Description of the task:
The answer must be an exact copy of every record below.

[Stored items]
------------------------------------
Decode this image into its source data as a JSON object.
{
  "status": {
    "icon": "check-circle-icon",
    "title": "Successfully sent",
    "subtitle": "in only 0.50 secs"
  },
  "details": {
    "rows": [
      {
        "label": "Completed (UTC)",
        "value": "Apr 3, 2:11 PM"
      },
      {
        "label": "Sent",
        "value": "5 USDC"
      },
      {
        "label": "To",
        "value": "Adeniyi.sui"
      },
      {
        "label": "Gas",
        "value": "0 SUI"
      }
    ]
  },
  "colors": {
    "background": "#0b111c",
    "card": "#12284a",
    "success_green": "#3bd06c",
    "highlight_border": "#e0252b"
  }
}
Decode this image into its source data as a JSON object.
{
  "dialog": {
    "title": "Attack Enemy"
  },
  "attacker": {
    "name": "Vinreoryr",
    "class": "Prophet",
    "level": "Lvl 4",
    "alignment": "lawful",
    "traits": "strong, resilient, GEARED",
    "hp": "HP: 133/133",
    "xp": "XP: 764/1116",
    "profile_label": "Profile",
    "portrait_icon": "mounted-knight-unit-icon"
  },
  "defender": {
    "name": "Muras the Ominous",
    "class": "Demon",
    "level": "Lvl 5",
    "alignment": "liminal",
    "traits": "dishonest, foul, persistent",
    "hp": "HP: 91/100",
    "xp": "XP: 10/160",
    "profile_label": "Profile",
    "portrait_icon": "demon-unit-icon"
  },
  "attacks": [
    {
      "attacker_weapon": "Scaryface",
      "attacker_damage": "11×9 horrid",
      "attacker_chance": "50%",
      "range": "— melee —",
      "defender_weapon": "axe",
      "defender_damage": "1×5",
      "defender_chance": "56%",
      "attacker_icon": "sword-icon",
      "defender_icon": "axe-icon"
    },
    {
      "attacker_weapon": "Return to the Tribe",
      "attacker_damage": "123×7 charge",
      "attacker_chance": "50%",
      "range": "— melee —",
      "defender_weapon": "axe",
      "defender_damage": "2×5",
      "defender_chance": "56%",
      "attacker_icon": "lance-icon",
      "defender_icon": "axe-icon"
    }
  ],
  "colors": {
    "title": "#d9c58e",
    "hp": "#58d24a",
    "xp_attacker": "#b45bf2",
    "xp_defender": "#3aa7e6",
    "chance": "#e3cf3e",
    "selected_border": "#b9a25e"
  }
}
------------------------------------
Task response:
Decode this image into its source data as a JSON object.
{
  "status": {
    "icon": "check-circle-icon",
    "title": "Successfully sent",
    "subtitle": "in only 0.50 secs"
  },
  "details": {
    "rows": [
      {
        "label": "Completed (UTC)",
        "value": "Apr 3, 2:11 PM"
      },
      {
        "label": "Sent",
        "value": "5 USDC"
      },
      {
        "label": "To",
        "value": "Adeniyi.sui"
      },
      {
        "label": "Gas",
        "value": "0 SUI"
      }
    ]
  },
  "colors": {
    "background": "#0b111c",
    "card": "#12284a",
    "success_green": "#3bd06c",
    "highlight_border": "#e0252b"
  }
}
Decode this image into its source data as a JSON object.
{
  "dialog": {
    "title": "Attack Enemy"
  },
  "attacker": {
    "name": "Vinreoryr",
    "class": "Prophet",
    "level": "Lvl 4",
    "alignment": "lawful",
    "traits": "strong, resilient, GEARED",
    "hp": "HP: 133/133",
    "xp": "XP: 764/1116",
    "profile_label": "Profile",
    "portrait_icon": "mounted-knight-unit-icon"
  },
  "defender": {
    "name": "Muras the Ominous",
    "class": "Demon",
    "level": "Lvl 5",
    "alignment": "liminal",
    "traits": "dishonest, foul, persistent",
    "hp": "HP: 91/100",
    "xp": "XP: 10/160",
    "profile_label": "Profile",
    "portrait_icon": "demon-unit-icon"
  },
  "attacks": [
    {
      "attacker_weapon": "Scaryface",
      "attacker_damage": "11×9 horrid",
      "attacker_chance": "50%",
      "range": "— melee —",
      "defender_weapon": "axe",
      "defender_damage": "1×5",
      "defender_chance": "56%",
      "attacker_icon": "sword-icon",
      "defender_icon": "axe-icon"
    },
    {
      "attacker_weapon": "Return to the Tribe",
      "attacker_damage": "123×7 charge",
      "attacker_chance": "50%",
      "range": "— melee —",
      "defender_weapon": "axe",
      "defender_damage": "2×5",
      "defender_chance": "56%",
      "attacker_icon": "lance-icon",
      "defender_icon": "axe-icon"
    }
  ],
  "colors": {
    "title": "#d9c58e",
    "hp": "#58d24a",
    "xp_attacker": "#b45bf2",
    "xp_defender": "#3aa7e6",
    "chance": "#e3cf3e",
    "selected_border": "#b9a25e"
  }
}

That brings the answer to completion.